---- The records

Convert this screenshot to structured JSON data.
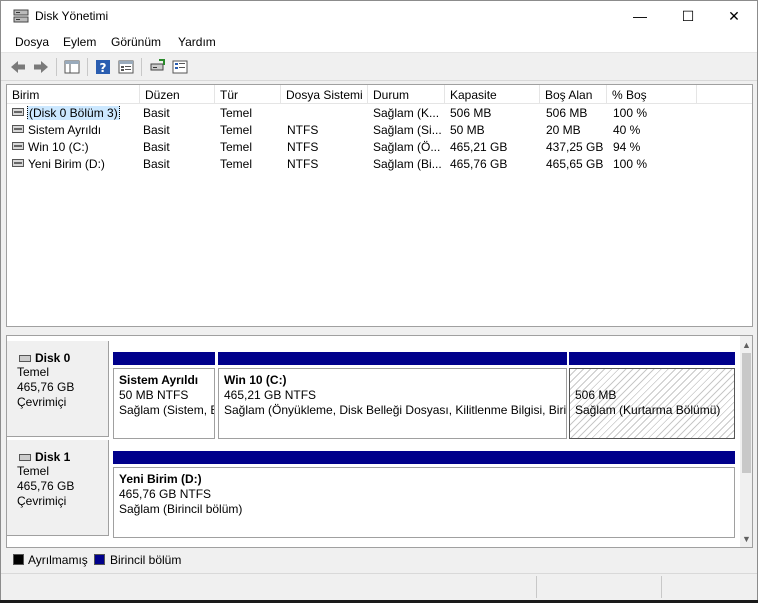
{
  "window": {
    "title": "Disk Yönetimi",
    "minimize": "—",
    "maximize": "☐",
    "close": "✕"
  },
  "menu": [
    "Dosya",
    "Eylem",
    "Görünüm",
    "Yardım"
  ],
  "toolbar": {
    "icons": [
      "back-arrow-icon",
      "forward-arrow-icon",
      "console-tree-icon",
      "help-icon",
      "properties-icon",
      "connect-disk-icon",
      "list-view-icon"
    ]
  },
  "volume_list": {
    "columns": [
      "Birim",
      "Düzen",
      "Tür",
      "Dosya Sistemi",
      "Durum",
      "Kapasite",
      "Boş Alan",
      "% Boş"
    ],
    "rows": [
      {
        "birim": "(Disk 0 Bölüm 3)",
        "duzen": "Basit",
        "tur": "Temel",
        "dosya_sistemi": "",
        "durum": "Sağlam (K...",
        "kapasite": "506 MB",
        "bos_alan": "506 MB",
        "yuzde_bos": "100 %"
      },
      {
        "birim": "Sistem Ayrıldı",
        "duzen": "Basit",
        "tur": "Temel",
        "dosya_sistemi": "NTFS",
        "durum": "Sağlam (Si...",
        "kapasite": "50 MB",
        "bos_alan": "20 MB",
        "yuzde_bos": "40 %"
      },
      {
        "birim": "Win 10 (C:)",
        "duzen": "Basit",
        "tur": "Temel",
        "dosya_sistemi": "NTFS",
        "durum": "Sağlam (Ö...",
        "kapasite": "465,21 GB",
        "bos_alan": "437,25 GB",
        "yuzde_bos": "94 %"
      },
      {
        "birim": "Yeni Birim (D:)",
        "duzen": "Basit",
        "tur": "Temel",
        "dosya_sistemi": "NTFS",
        "durum": "Sağlam (Bi...",
        "kapasite": "465,76 GB",
        "bos_alan": "465,65 GB",
        "yuzde_bos": "100 %"
      }
    ]
  },
  "disks": [
    {
      "name": "Disk 0",
      "type": "Temel",
      "size": "465,76 GB",
      "status": "Çevrimiçi",
      "partitions": [
        {
          "title": "Sistem Ayrıldı",
          "size": "50 MB NTFS",
          "status": "Sağlam (Sistem, E"
        },
        {
          "title": "Win 10  (C:)",
          "size": "465,21 GB NTFS",
          "status": "Sağlam (Önyükleme, Disk Belleği Dosyası, Kilitlenme Bilgisi, Birin"
        },
        {
          "title": "",
          "size": "506 MB",
          "status": "Sağlam (Kurtarma Bölümü)"
        }
      ]
    },
    {
      "name": "Disk 1",
      "type": "Temel",
      "size": "465,76 GB",
      "status": "Çevrimiçi",
      "partitions": [
        {
          "title": "Yeni Birim  (D:)",
          "size": "465,76 GB NTFS",
          "status": "Sağlam (Birincil bölüm)"
        }
      ]
    }
  ],
  "legend": [
    {
      "label": "Ayrılmamış",
      "color": "#000000"
    },
    {
      "label": "Birincil bölüm",
      "color": "#00008b"
    }
  ],
  "colors": {
    "primary_partition": "#00008b",
    "selection": "#cce8ff"
  }
}
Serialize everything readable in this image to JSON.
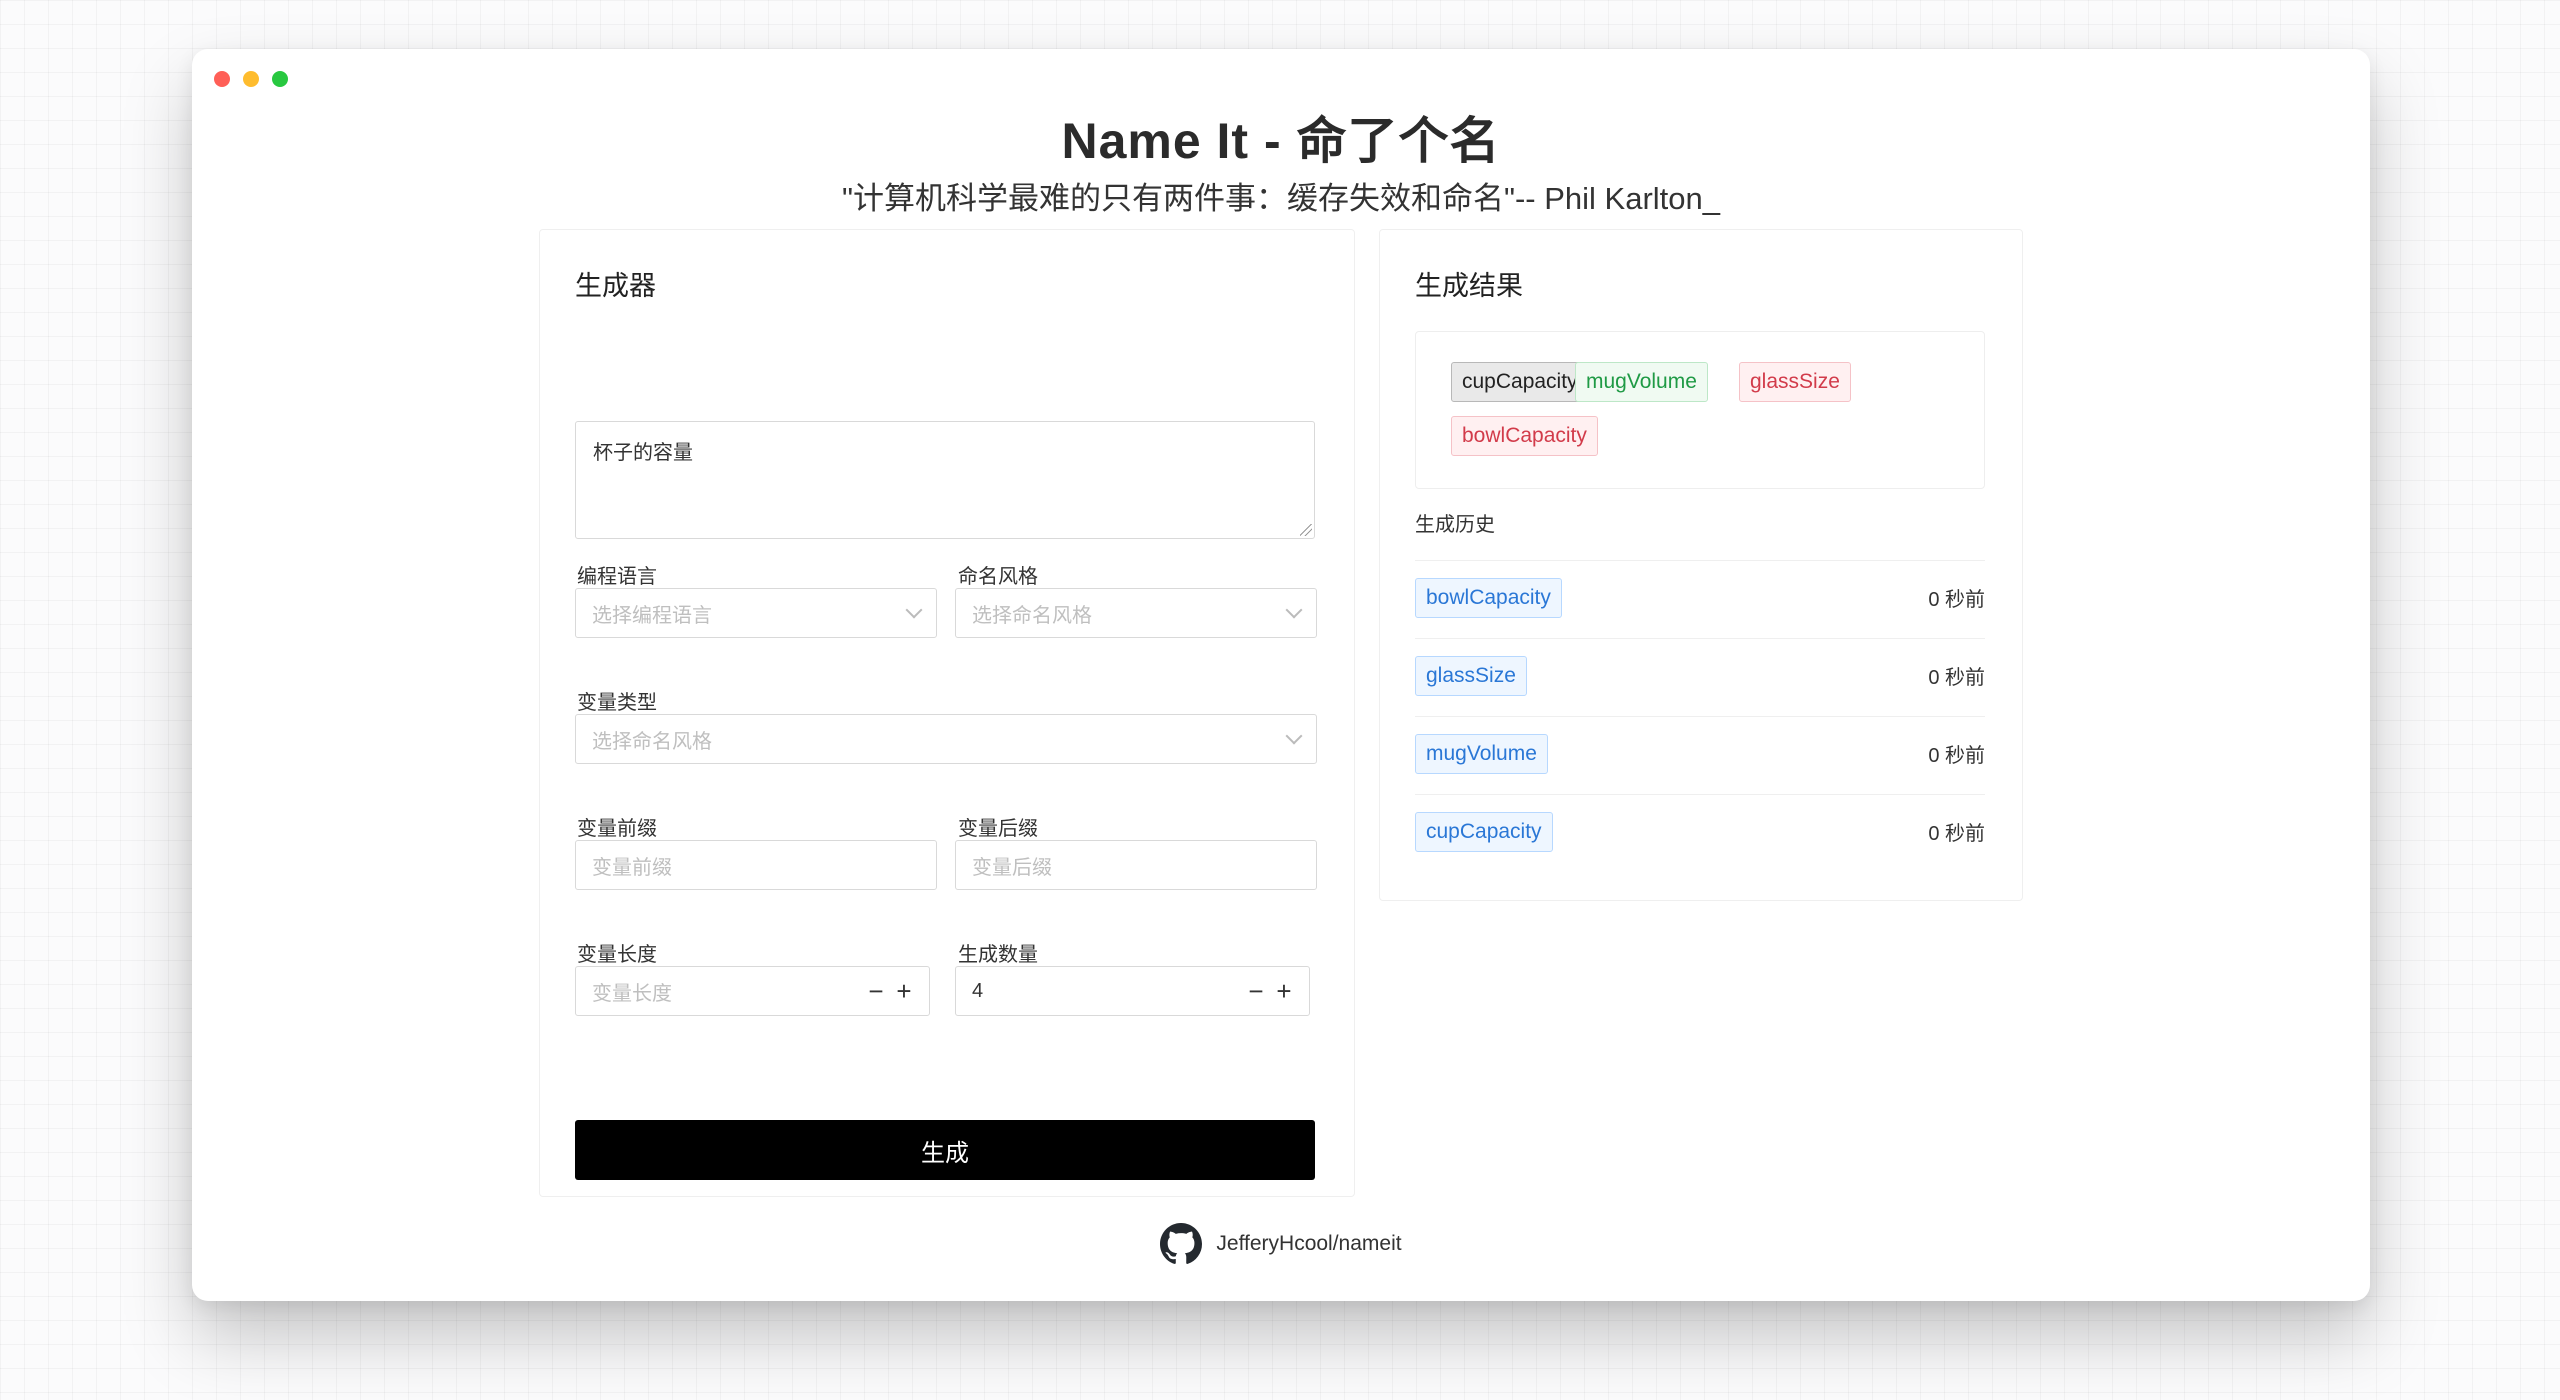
{
  "header": {
    "title": "Name It - 命了个名",
    "subtitle": "\"计算机科学最难的只有两件事：缓存失效和命名\"-- Phil Karlton_"
  },
  "generator": {
    "title": "生成器",
    "description": "杯子的容量",
    "language": {
      "label": "编程语言",
      "placeholder": "选择编程语言"
    },
    "style": {
      "label": "命名风格",
      "placeholder": "选择命名风格"
    },
    "var_type": {
      "label": "变量类型",
      "placeholder": "选择命名风格"
    },
    "prefix": {
      "label": "变量前缀",
      "placeholder": "变量前缀"
    },
    "suffix": {
      "label": "变量后缀",
      "placeholder": "变量后缀"
    },
    "length": {
      "label": "变量长度",
      "placeholder": "变量长度"
    },
    "count": {
      "label": "生成数量",
      "value": "4"
    },
    "stepper": {
      "minus": "−",
      "plus": "+"
    },
    "button": "生成"
  },
  "results": {
    "title": "生成结果",
    "tags": [
      {
        "label": "cupCapacity",
        "color": "#e9e9e9"
      },
      {
        "label": "mugVolume",
        "color": "#1f9a45"
      },
      {
        "label": "glassSize",
        "color": "#d23b4a"
      },
      {
        "label": "bowlCapacity",
        "color": "#d23b4a"
      }
    ],
    "history_label": "生成历史",
    "history": [
      {
        "name": "bowlCapacity",
        "time": "0 秒前"
      },
      {
        "name": "glassSize",
        "time": "0 秒前"
      },
      {
        "name": "mugVolume",
        "time": "0 秒前"
      },
      {
        "name": "cupCapacity",
        "time": "0 秒前"
      }
    ]
  },
  "footer": {
    "icon": "github-icon",
    "link": "JefferyHcool/nameit"
  },
  "colors": {
    "button_bg": "#000000",
    "history_tag": "#2a77d6"
  }
}
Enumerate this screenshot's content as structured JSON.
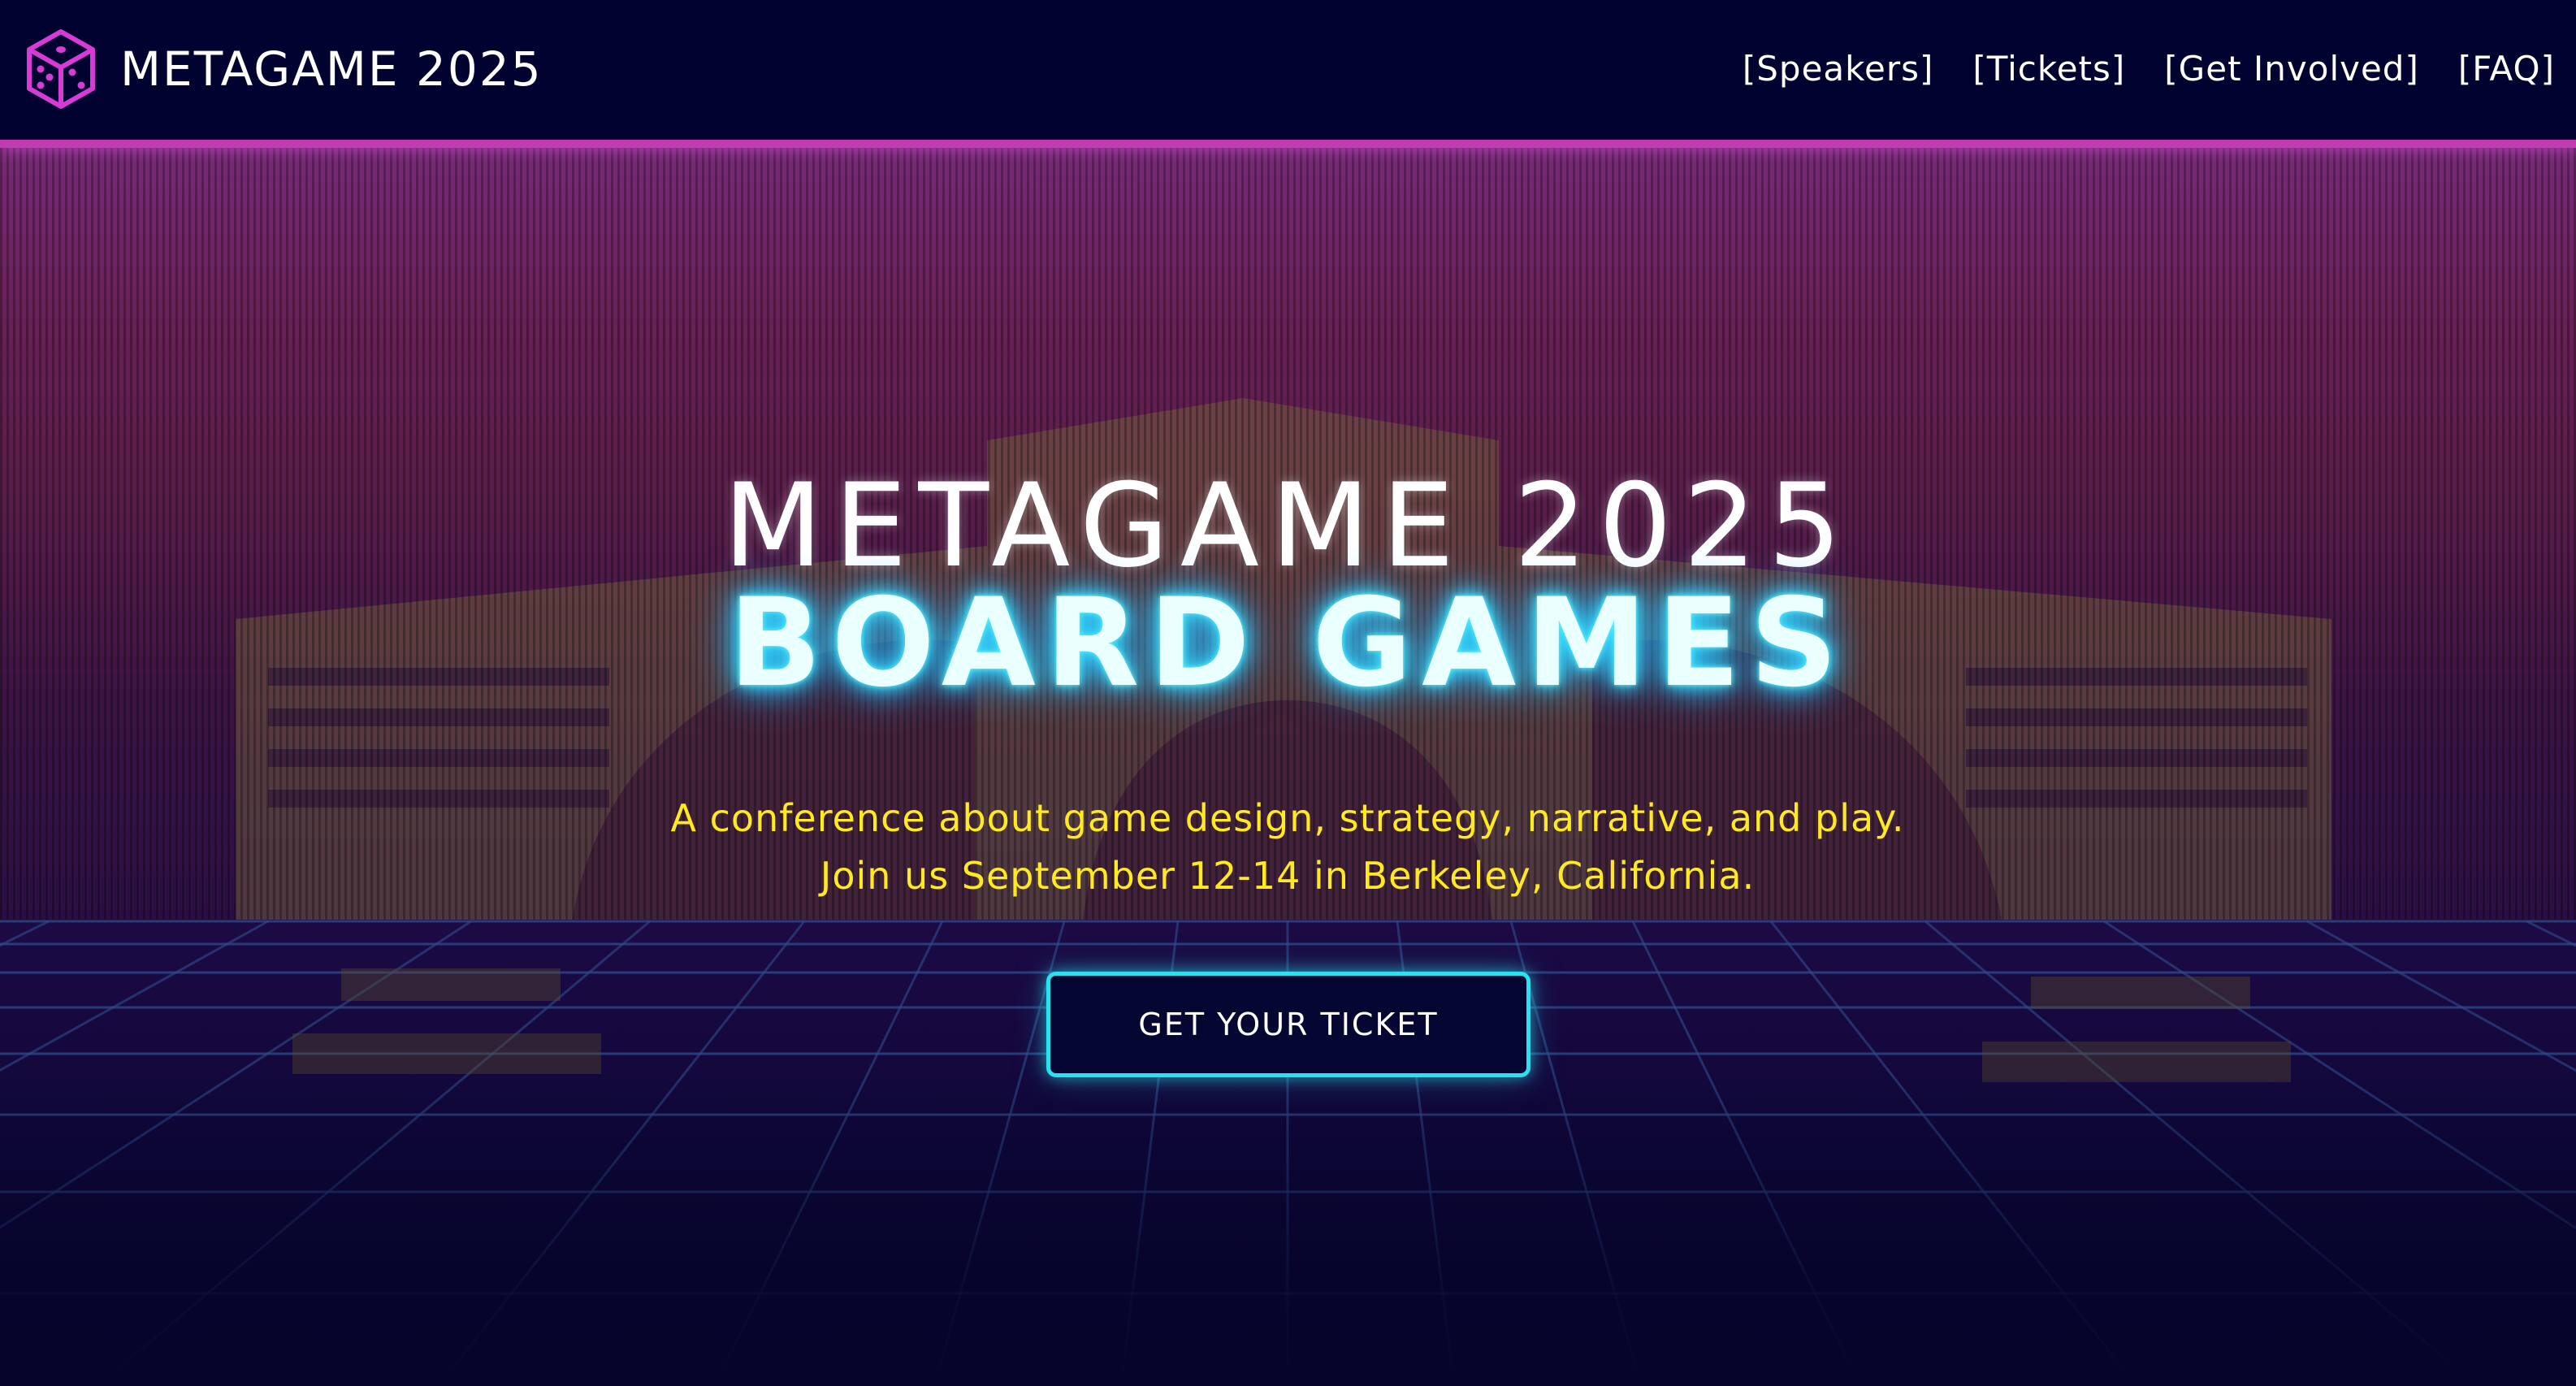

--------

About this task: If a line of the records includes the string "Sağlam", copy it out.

Answer section:
        "durum": "Sağlam (K...",
        "durum": "Sağlam (Si...",
        "durum": "Sağlam (Ö...",
        "durum": "Sağlam (Bi...",
          "status": "Sağlam (Sistem, E"
          "status": "Sağlam (Önyükleme, Disk Belleği Dosyası, Kilitlenme Bilgisi, Birin"
          "status": "Sağlam (Kurtarma Bölümü)"
          "status": "Sağlam (Birincil bölüm)"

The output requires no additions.